James Scripps Booth disassembled the family's 1904 Winton Touring Car and, after putting it back together, taught them to drive it. He was fascinated with all things automotive, a bit eccentric, and wealthy - his father was president of the Detroit News and later started the Booth Newspaper chain. In 1912, he was swept up in the 'cyclecar' craze and built his own unique three-passenger vehicle at the astounding cost of $25,000.
Two years later, he and two uncles started the Scripps-Booth Company. They began building the Model C light car with such innovations as the first electric door locks and the first horn button in the center of the steering wheel. The off-set seating arrangement and jump seat was designed to hold three occupants. The firm was purchased by Chevrolet Motor Company in 1917.

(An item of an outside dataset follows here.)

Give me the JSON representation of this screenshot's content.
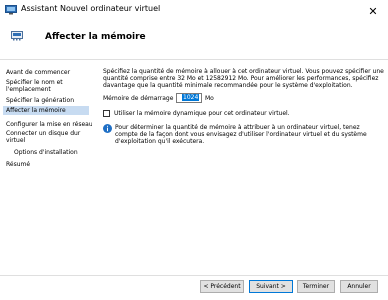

This Model C Roadster is powered by a four-cylinder engine rated at 18 horsepower. It has a top speed of 60 mph, a wheelbase of 112-inches, and sold new for $775.
The Scripps-Booth Motor Company produced vehicles from 1912 through 1917 before becoming apart of the Chevrolet model. The name 'Scripps-Booth' could be found on the grille of the vehicles for a number of years, ending in 1922.
From 1915 through 1919 the standard colors were dark blue or light gray. The chassis and fenders were black. The Houk Quick Demountable wire wheels were standard and painted in a light cream color. Changing tires was easy so they were often popular with the ladies. Because of this, the company advertised heavily in woman's magazines.
The Scripps-Booth Vehicles were one of the first to carry a spare tire and wheel.
By Daniel Vaughan | Dec 2011